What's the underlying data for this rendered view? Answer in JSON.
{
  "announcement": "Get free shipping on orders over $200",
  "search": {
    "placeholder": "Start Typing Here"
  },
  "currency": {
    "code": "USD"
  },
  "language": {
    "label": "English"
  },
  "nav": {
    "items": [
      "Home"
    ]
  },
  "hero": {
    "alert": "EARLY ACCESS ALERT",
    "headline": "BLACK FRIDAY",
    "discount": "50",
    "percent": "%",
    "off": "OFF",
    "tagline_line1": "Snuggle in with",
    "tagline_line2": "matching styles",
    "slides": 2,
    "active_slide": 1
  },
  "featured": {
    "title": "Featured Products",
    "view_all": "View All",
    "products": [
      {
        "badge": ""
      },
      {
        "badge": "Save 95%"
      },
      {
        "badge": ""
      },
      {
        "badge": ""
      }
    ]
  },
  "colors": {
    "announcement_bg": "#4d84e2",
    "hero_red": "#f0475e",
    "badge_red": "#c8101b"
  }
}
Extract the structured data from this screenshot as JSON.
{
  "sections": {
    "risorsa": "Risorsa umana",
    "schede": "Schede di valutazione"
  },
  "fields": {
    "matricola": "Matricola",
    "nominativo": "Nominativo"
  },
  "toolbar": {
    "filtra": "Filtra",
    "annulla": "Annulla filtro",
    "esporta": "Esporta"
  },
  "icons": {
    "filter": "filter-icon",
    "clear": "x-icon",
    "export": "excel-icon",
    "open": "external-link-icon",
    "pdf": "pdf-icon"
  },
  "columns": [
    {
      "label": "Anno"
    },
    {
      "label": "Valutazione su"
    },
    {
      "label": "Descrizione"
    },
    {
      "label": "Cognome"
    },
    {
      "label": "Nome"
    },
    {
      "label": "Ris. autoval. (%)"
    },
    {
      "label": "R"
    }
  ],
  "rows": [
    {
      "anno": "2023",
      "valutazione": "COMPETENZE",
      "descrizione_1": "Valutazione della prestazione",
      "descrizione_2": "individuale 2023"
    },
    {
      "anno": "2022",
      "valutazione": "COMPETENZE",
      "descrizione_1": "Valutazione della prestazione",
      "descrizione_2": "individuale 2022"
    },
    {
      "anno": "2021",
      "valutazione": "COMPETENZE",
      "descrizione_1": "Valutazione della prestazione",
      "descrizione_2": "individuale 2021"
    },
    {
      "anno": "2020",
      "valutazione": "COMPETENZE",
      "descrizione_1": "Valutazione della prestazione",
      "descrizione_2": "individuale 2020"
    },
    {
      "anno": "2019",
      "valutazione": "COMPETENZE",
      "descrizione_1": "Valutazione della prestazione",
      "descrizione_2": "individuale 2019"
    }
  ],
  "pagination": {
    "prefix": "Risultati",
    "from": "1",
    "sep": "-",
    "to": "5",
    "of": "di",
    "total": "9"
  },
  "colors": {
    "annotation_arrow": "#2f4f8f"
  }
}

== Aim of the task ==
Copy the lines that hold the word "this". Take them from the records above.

== Result ==
What's the underlying data for this rendered view? Answer in JSON.
Extract the structured data from this screenshot as JSON.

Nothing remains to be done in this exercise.